hungry Beck was served food on stage.
Mr. Hormel also played on an unreleased Mick Jagger blues album, but
only after signing a waiver saying he would be paid $200 and would not
talk to the press about the project. It was at this session, though,
that he met Mr. Rubin.
Among his experiences working on productions by Mr. Rubin, Mr. Hormel
had to adjust to Mr. Diamond's approach to recording the album "12
Songs": "Neil sometimes feels his first take is the best performance.
So he's playing us the song, and we've never heard it before, and the
tape is rolling." He also had to cope with the Dixie Chicks'
disapproving looks whenever he played a part that differed from the
Mr. Rubin's 2002 sessions for Mr. Cash's "American IV" (including
"Hurt," which featured Mr. Hormel) were the most demanding. Mr. Cash,
battling the health problems that would soon lead to his death, could
sing for only two or three hours a day; since he was not able to
rehearse songs with the band, it was left to Mr. Hormel, who has a
similarly deep baritone, to sing lead during run-throughs.

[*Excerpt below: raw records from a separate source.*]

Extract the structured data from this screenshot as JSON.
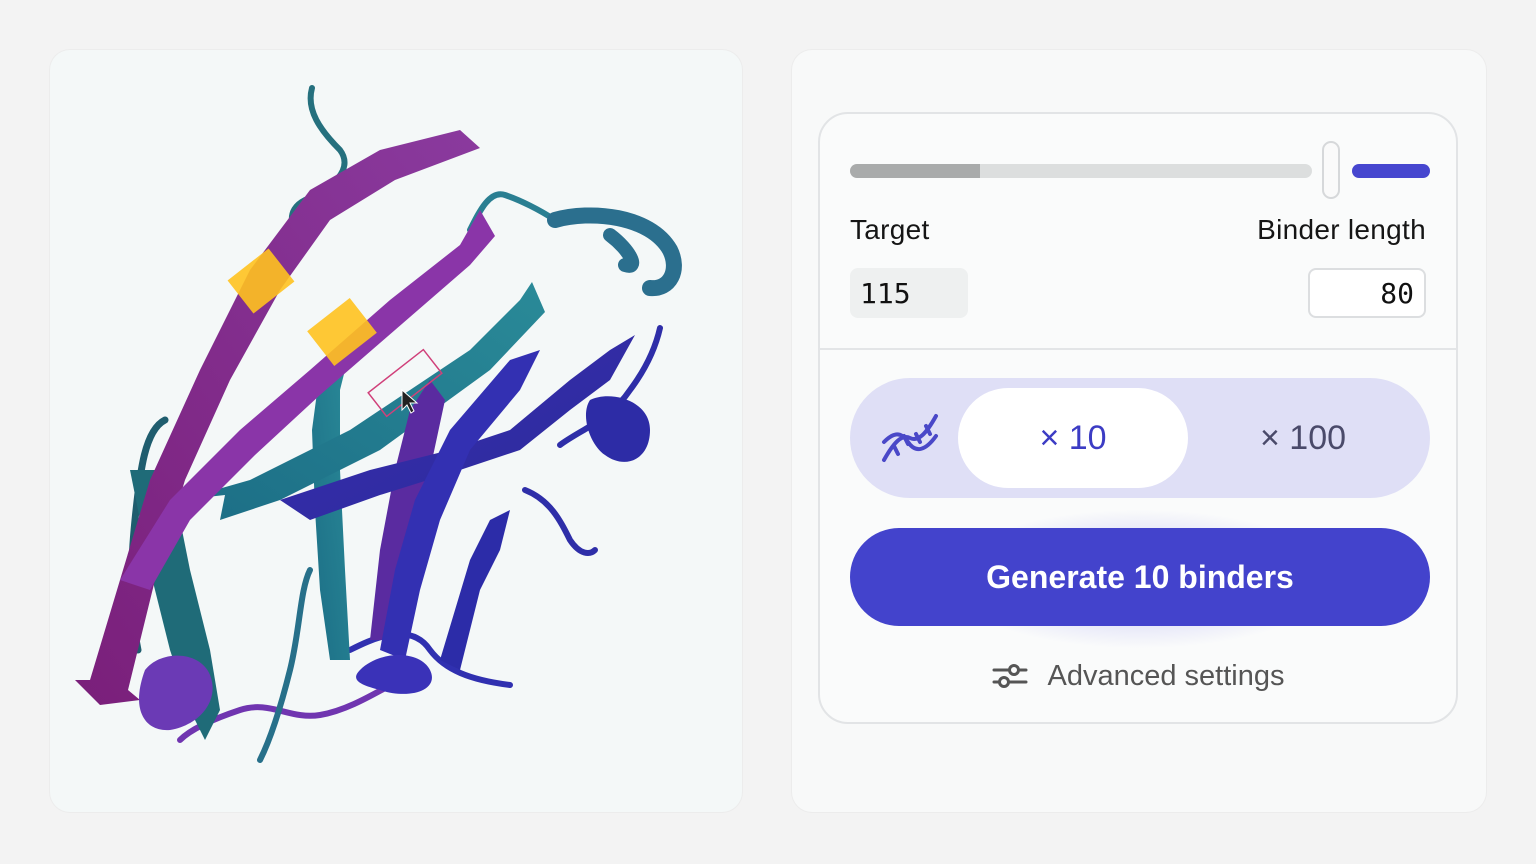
{
  "viewer": {
    "structure": "protein-ribbon",
    "highlight_color": "#ffc21f",
    "strand_colors": [
      "#8e2f98",
      "#2f8e99",
      "#3a35b8"
    ]
  },
  "slider": {
    "target_fraction": 0.22,
    "binder_color": "#4646cf"
  },
  "labels": {
    "target": "Target",
    "binder_length": "Binder length"
  },
  "fields": {
    "target_value": "115",
    "binder_length_value": "80"
  },
  "toggle": {
    "icon": "dna-icon",
    "options": [
      "× 10",
      "× 100"
    ],
    "selected": "× 10"
  },
  "generate_button": {
    "label": "Generate 10 binders",
    "color": "#4343cc"
  },
  "advanced": {
    "icon": "sliders-icon",
    "label": "Advanced settings"
  }
}
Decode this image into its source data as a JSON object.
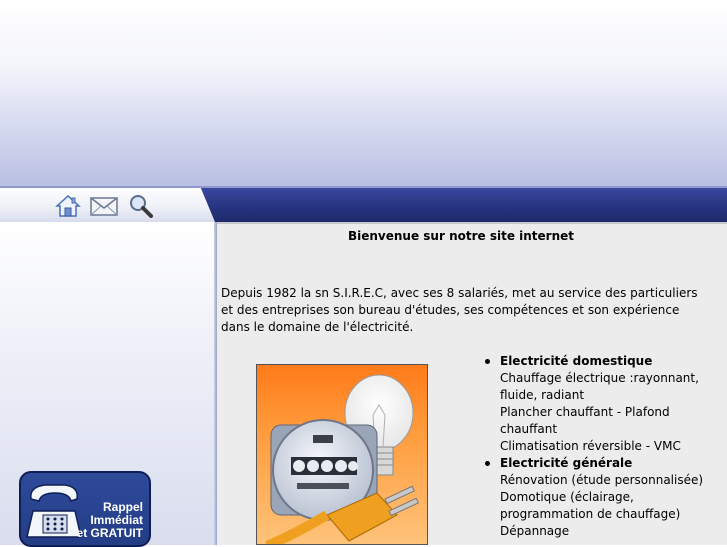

Mr. Hormel also witnessed Mr. Cash's vulnerable side. One day when Mr.
Cash came in to record "The First Time Ever I Saw Your Face," Mr.
Hormel recalled, "I said, 'How you doing?' and he said, 'Oh, I miss
June so much,' " referring to his wife, June Carter, who had stayed
behind in Nashville while the album was recorded in Los Angeles. "Then
he sang that song. I was reduced to tears."
This January Mr. Rubin reassembled the musicians to record posthumous
accompaniment for some of Mr. Cash's uncompleted final tapes, heard on
"American V." It was an experience Mr. Hormel called "eerie and
Mr. Hormel's next assignment is a sequel to Mr. Diamond's "12 Songs."
Surprisingly, Mr. Diamond said he had only recently learned that Mr.
Hormel was a member of the meat-manufacturing family. "Fortunately
he's not involved in that," he said. "He's more valuable as a great
guitar player than as a Spam man."